I am building a batch box rocket with a modification - and I was hoping more experienced minds could respond if this change is a good idea.
I am using Peter Vandenburg's design as shown on the batchrocket.eu site for the basic bire brick core. My proposal is to use insulated fire brick instead of hard brick, but then to top coat it with refractory cement.
So I'd build the chamber 1 inch "too large" with the insulated brick, and then put a 1/2 of refactory cement on all the way around on the interior surfaces.
My goals are: Use the softer brick to be easier to work with. Make the burn chamber interior is durable against abrasion. Have a burn chamber that gets hot faster (since it doesn't leak away the heat). Have cooler temps on the exterior walls of the batch box. Avoid having to cast from a mold.
My concerns are: will the refractory cement bond well enough to the brick or will it fall hopeless off after a few burns and some heat stress?
I'd sure be grateful for any advice or insight folks have about this method.
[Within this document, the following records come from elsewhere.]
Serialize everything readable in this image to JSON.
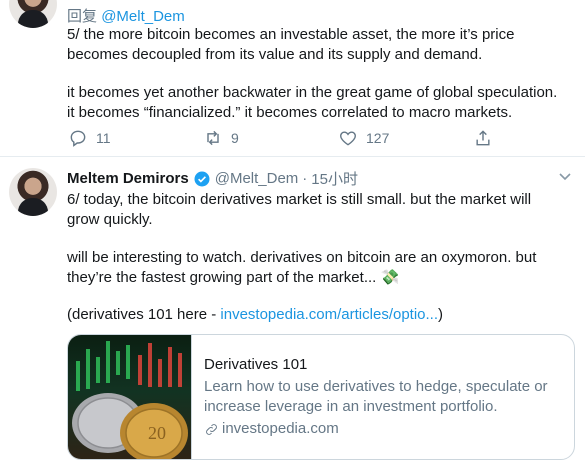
{
  "tweet1": {
    "reply_prefix": "回复",
    "reply_handle": "@Melt_Dem",
    "text_a": "5/ the more bitcoin becomes an investable asset, the more it’s price\nbecomes decoupled from its value and its supply and demand.",
    "text_b": "it becomes yet another backwater in the great game of global speculation.\nit becomes “financialized.” it becomes correlated to macro markets.",
    "actions": {
      "replies": "11",
      "retweets": "9",
      "likes": "127"
    }
  },
  "tweet2": {
    "name": "Meltem Demirors",
    "handle": "@Melt_Dem",
    "separator": "·",
    "time": "15小时",
    "text_a": "6/ today, the bitcoin derivatives market is still small. but the market will\ngrow quickly.",
    "text_b": "will be interesting to watch. derivatives on bitcoin are an oxymoron. but\nthey’re the fastest growing part of the market... 💸",
    "text_c_prefix": "(derivatives 101 here - ",
    "text_c_link": "investopedia.com/articles/optio...",
    "text_c_suffix": ")",
    "card": {
      "title": "Derivatives 101",
      "description": "Learn how to use derivatives to hedge, speculate or\nincrease leverage in an investment portfolio.",
      "domain": "investopedia.com"
    }
  },
  "colors": {
    "accent": "#1b95e0",
    "muted": "#657786",
    "text": "#14171a"
  }
}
I do not know what the refractory cement does in a thin layer either, but you may want to build a test rocket and try it out on a small scale before going into production. ;-))
One ideas that I have had in regards to some of my own projects, but not yet been in a position to test it is to make a clay slip with a slightly diluted water glass mixture Then layer 2 or 3 coats onto the surface to protect. Once it is fired, the surface should get very very hard and note I say should. I am an engineer, but this is NOT my primary area of expertise! I am learning and having fun in the process, but I still have a good long ways to go in my learning process.
Best wishes on your rocket endeavors.
Happiness is not a goal ... it's a by-product of a life well lived - Eleanor Roosevelt. Tiny ad: